The Pulpwood Queen said...

I know exactly what you mean. It took so long for my book to come out, nobody recognizes me from the author photo. I mean I was blonde then and thinner, now I'm a redhead and well, we just won't go there. I can tell you this. They sent in a photographer to take my photo right in the middle of Mardi Gras the first time. I look like I had Mardi Gras'd big time. So I just had Marla, me fellow hairstylist snap of shot of me one day when I was feeling pretty chipper. It took less than five minutes and it looked like me THEN. I'll probably just do that again next time then photoshop out the wrinkles, fat rolls, etc...
Oh the life of a glamorous author!
Beauty within Queen,
Kathy L. Patrick

Chester Campbell said...

To me you look great. A little enigmatic, maybe. That makes you a bit mysterious. Good for a mystery author. I need a new photo. Mine is about ten years old and was shot by a friend who worked for The Tennessean.

Patti Hill said...

When my picture wasn't included on my first book jacket, my mother protested so loud and so often--"For heaven's sake, they put a picture of the dog but not you!"--that I said something VERY reluctantly to my editor. So, on book two, they used the only professional shot I had available, the one in which I look like the proverbial deer in the headlights! Okay, so these kinds of things can't be rushed. The next go-around, I was much more relaxed because I saw how wonderfully gracious Photoshop can be in the hands of a wizard. My joy at looking 30-something in those photos was short-lived. Recently, I gave one of my business cards with my newer photo on it to a friend I hadn't seen in years. She looked at the business card and looked at me, and asked, "Is this you?" Now, I'm looking for Photoshop in a bottle!

New shots are needed for the next novel. I'm already praying for a perfect hair day, the just-right thing to wear, and, of course, a photographer who knows her way around Photoshop.

River, I LIKE the picture of you on the blog. You do look smart and sophisticated. I don't think I could pull it off.

River Jordan said...

I feel your pain in preparation of that new picture day. I've decided I'm taking my dog with me and including it in my next photo because he is full of love and understanding and will help me relax. The question is - would anyone recognise me unless I push my bangs back, put on that jacket and stand just that way -They'd probably say - wow, is this you? You were certainly having a good day.:)Photoshop in a bottle indeed.

Karen H. said...

I love this post, River. You've perfectly articulated the dread of sitting for a photo - whether for a book cover or not.

Shellie Tomlinson said...

What she said. :)

Okay, seriously, River-- I like this pic of you. You look like you have secrets. Do tell...


Herman said...

I like the photo, and I think it is a good jacket-photo. She's attractive, serious, a deep thinker--a writer. It just doesn't capture the fun-loving friendly, caring person I know. I don't think most of us are ever happy with our pictures.

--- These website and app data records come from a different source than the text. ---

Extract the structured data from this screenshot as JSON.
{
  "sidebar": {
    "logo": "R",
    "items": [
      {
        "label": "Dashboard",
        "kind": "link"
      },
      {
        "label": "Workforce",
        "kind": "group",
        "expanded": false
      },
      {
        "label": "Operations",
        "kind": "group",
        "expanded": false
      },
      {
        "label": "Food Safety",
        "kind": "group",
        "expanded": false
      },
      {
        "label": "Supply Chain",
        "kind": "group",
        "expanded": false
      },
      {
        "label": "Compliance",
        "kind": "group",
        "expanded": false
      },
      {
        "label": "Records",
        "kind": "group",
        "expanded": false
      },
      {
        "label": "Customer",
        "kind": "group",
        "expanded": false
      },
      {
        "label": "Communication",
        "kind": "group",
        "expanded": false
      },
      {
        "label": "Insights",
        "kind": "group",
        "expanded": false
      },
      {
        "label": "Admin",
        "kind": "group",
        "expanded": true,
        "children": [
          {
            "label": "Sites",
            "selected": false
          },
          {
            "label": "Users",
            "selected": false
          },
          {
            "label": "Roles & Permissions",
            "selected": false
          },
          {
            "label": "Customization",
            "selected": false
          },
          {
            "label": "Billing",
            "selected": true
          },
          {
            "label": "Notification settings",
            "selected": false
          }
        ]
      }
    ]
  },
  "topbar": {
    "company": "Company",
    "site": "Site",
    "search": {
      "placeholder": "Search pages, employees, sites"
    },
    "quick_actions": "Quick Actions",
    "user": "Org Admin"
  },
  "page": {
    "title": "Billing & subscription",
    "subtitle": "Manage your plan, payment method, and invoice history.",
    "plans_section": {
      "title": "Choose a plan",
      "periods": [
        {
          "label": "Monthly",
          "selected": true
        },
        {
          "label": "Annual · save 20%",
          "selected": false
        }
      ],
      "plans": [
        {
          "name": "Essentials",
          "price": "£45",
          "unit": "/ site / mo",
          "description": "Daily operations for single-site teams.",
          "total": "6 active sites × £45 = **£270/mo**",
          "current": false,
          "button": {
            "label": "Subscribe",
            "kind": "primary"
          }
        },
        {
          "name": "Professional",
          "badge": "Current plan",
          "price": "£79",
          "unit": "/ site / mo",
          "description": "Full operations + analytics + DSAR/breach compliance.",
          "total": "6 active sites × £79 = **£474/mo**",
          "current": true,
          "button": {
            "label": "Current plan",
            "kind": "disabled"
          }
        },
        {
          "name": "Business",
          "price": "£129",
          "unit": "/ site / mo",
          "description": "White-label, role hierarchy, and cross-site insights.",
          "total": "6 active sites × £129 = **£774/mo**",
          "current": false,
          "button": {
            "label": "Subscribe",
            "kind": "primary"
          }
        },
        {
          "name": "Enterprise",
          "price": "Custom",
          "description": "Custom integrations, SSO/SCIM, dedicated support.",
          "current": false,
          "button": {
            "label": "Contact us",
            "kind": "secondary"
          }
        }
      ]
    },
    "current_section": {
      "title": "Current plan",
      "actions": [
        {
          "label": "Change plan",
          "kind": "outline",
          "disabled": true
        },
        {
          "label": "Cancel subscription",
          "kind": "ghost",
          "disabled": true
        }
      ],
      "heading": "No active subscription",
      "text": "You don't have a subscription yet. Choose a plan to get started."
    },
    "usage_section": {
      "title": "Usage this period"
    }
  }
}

Tasha Alexander said...

River, you are WAY too kind. But how'd you know it had been that long since I did my laundry? ;-)

Love your new picture---gorgeous!!!!!

Tom Morrisey said...

Were I even one-tenth as photogenic as you, author pix would not be an issue. As it is, I believe I have the record for the oldest author image ever used (not counting those who cheat and use their baby pictures). IN HIGH PLACES was mostly set at Seneca Rocks, West Virginia in 1976, so I use a photo of me shot at Seneca Rocks, West Virginia ... in 1976.